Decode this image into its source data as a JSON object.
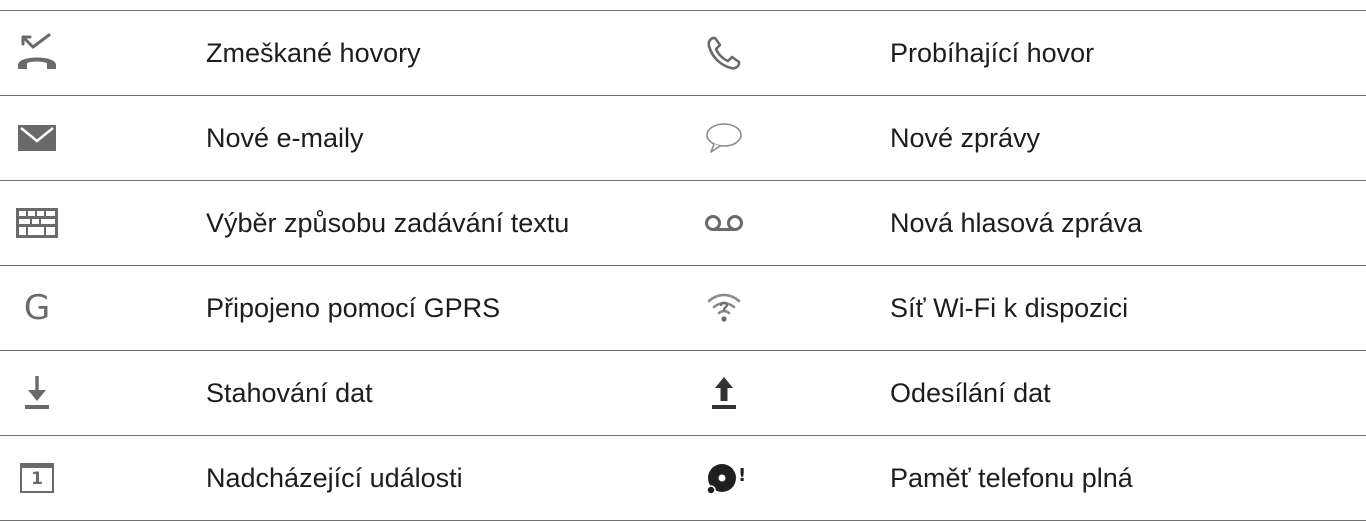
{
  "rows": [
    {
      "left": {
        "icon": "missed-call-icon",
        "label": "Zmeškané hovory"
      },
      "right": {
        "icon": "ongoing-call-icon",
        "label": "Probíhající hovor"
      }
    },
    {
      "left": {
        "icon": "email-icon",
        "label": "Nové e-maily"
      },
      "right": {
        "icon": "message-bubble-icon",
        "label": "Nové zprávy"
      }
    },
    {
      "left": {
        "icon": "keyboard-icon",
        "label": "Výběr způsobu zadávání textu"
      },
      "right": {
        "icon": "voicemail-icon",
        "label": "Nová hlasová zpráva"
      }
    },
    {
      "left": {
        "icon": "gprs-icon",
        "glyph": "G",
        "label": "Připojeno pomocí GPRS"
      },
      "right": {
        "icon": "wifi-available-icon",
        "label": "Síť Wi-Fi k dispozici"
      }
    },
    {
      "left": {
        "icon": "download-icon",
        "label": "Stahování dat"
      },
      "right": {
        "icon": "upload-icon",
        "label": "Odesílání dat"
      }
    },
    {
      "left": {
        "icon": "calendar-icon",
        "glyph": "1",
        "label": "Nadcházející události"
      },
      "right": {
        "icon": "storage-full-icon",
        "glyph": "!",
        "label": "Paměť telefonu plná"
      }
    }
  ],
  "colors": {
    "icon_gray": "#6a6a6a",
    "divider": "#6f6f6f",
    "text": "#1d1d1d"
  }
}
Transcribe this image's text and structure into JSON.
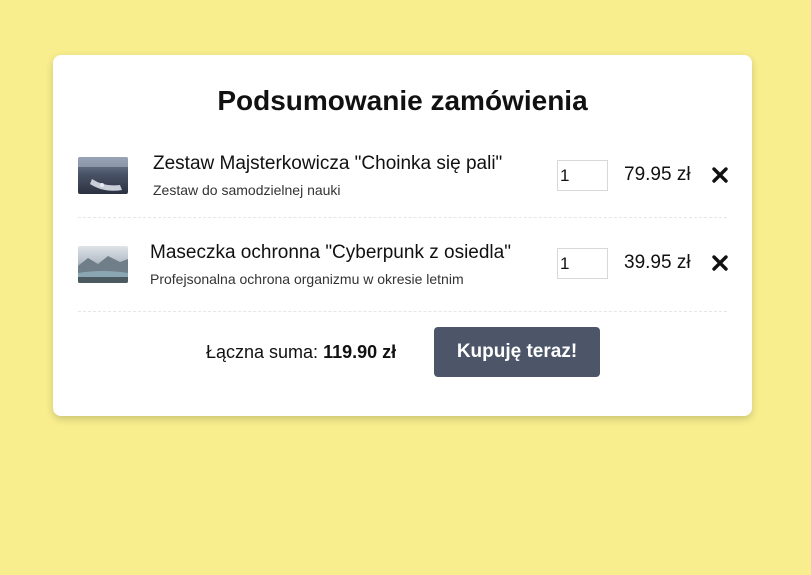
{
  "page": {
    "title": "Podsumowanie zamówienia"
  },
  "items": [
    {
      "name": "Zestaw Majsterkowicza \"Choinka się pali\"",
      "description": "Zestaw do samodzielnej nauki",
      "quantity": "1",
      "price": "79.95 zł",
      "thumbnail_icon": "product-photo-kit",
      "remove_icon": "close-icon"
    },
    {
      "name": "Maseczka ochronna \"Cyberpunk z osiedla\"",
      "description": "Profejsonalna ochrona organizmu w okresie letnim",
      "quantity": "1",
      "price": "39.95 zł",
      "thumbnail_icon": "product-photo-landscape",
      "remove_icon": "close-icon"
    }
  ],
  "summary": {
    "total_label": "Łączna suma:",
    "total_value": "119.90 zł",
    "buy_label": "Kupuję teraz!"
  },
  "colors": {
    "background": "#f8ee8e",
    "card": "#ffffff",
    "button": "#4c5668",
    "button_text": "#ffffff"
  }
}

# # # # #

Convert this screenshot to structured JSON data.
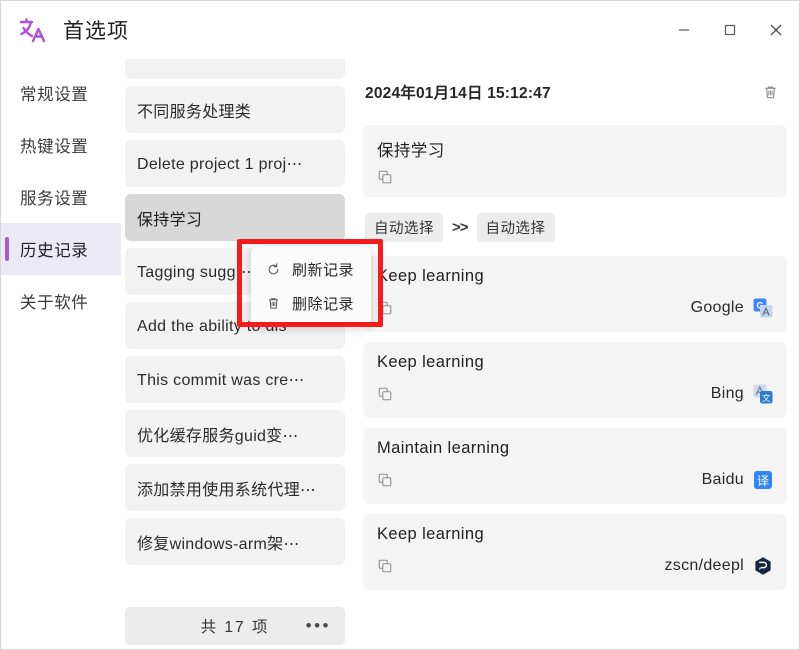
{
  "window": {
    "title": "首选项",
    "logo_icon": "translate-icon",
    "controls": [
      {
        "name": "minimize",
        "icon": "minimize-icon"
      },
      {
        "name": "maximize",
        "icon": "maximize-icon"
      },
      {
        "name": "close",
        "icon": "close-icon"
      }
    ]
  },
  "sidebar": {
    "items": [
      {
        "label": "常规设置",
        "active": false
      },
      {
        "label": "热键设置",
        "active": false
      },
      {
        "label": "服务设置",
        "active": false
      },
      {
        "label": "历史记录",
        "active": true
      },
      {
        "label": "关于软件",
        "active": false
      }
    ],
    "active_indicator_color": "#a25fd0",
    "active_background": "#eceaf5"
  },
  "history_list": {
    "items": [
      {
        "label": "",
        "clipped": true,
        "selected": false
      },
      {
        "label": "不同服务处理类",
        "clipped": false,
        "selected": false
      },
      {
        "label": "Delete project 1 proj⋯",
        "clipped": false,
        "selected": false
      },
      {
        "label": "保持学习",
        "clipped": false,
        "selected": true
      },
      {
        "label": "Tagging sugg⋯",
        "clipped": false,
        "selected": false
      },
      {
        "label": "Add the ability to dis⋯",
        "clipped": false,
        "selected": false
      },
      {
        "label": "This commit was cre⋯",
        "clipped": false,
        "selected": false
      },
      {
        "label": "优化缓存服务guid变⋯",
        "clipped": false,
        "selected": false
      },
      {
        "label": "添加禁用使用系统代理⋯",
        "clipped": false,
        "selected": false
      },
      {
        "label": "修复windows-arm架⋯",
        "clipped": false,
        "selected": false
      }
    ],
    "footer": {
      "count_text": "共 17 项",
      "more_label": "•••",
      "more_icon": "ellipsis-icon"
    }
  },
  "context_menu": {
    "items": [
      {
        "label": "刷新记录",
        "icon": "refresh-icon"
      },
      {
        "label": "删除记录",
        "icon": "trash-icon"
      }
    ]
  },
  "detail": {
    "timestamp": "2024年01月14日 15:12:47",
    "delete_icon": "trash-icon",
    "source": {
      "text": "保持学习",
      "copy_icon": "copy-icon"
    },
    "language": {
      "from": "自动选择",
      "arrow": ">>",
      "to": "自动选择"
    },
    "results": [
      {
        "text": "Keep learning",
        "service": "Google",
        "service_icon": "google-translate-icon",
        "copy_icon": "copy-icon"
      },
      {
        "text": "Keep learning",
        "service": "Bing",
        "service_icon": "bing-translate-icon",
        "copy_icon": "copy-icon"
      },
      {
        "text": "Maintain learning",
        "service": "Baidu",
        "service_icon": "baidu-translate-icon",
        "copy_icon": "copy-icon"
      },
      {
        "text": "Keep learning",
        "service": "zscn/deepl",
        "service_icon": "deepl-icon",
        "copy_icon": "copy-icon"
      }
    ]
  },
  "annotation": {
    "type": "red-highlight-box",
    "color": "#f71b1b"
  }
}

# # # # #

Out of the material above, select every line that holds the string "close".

Response area:
      "remove_icon": "close-icon"
      "remove_icon": "close-icon"
        "name": "close",
        "icon": "close-icon"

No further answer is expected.